  3. contextualize 20st century memory practices within their social and cultural surroundings;
  4. demonstrate familiarity with the dynamics of remembering and forgetting in modern post-war societies.

Timetable

See the timetable of the Minors

Mode of instruction

Lecture

Course Load

5 EC = 140 hours
* Lecture: 13 × 2 hours = 26 hours
* Course preparation = 13 × 5 = 65 hours
* Short mid-term paper = 29 hours
* Exam (including preparation) = 20 hours

Assessment method

All learning objectives of the course will be assessed through two subtests:

  • Midterm examination (short paper)
  • Final examination (written examination with short open questions)

Weighing

  • Midterm examination: 40%
  • Final examination: 60%

The final mark for the course is establised by determination of the weighted average. The final mark must be 5,5 or higher.

Resit

  • Students are allowed to take again those subtests that were marked insufficient. The resit exam will take place on one single resit, at which both subtests are offered. For this resit three hours will be reserved, so that students will be able to retake both subtests, if necessary.
    Please note that students can only take a resit when their final grade is insufficient. Subtests that were marked sufficient cannot be retaken
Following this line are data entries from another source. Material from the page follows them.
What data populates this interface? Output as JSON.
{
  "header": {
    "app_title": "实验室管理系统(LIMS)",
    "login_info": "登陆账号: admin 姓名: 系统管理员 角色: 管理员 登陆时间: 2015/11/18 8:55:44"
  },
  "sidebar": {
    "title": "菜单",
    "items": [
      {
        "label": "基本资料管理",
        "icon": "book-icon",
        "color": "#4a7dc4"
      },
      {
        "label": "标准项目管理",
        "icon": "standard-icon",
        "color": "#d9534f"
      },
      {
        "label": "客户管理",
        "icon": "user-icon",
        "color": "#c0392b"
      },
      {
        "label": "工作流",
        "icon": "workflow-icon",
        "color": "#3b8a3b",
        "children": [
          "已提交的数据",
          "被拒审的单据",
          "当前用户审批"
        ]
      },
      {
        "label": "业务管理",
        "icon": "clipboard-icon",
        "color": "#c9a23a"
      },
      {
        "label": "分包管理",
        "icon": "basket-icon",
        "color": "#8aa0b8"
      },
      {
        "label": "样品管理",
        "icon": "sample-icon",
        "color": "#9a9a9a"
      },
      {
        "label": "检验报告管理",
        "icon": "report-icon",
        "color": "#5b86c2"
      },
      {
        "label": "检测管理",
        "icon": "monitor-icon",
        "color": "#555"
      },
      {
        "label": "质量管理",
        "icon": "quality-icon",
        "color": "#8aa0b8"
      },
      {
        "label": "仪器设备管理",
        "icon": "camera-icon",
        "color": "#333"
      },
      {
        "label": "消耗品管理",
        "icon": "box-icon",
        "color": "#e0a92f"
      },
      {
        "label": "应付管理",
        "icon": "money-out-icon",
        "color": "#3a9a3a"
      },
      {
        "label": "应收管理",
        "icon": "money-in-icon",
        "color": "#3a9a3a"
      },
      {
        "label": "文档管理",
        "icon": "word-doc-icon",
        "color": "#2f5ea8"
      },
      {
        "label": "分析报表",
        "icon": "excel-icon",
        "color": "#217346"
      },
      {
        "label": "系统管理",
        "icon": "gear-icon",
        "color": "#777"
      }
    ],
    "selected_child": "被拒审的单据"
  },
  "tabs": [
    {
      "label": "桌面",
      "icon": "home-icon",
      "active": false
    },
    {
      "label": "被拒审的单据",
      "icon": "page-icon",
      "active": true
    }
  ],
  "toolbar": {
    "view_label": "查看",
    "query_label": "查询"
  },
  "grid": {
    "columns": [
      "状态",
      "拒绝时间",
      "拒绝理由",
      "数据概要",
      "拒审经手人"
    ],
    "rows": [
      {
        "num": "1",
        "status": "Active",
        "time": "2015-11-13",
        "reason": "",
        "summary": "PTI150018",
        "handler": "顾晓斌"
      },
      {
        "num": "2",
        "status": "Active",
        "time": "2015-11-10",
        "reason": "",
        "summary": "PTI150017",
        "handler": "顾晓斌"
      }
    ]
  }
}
Exam review

How and when an exam review will take place will be disclosed together with the publication of the exam results at the latest. If a student requests a review within 30 days after publication of the exam results, an exam review will have to be organized.

Examination dates
For the examination dates, see: Rooster/aanmelding Geschiedenis (in Dutch)

Blackboard

There will be a Blackboard module for the course, which contains relevant course information such as the weekly reading and assignments. Since Blackboard makes use of umail for communication, students are advised to forward their umail to their regular email address:
Blackboard

Reading list

Richard Lebow et al., The Politics of Memory in Postwar Europe, (Durham/NC: Duke University Press, 2006)

Registration

Students should register through uSis

Registration Studeren à la carte and Contractonderwijs

Registration Contractonderwijs

Contact

For information about the content of this course please contact Dr. J.M. Müller

For practical information please conta the secretarial office

Remarks

The course can also be taken as a “sectiespecifiek BA Hoorcollege” by BA History students.

Talen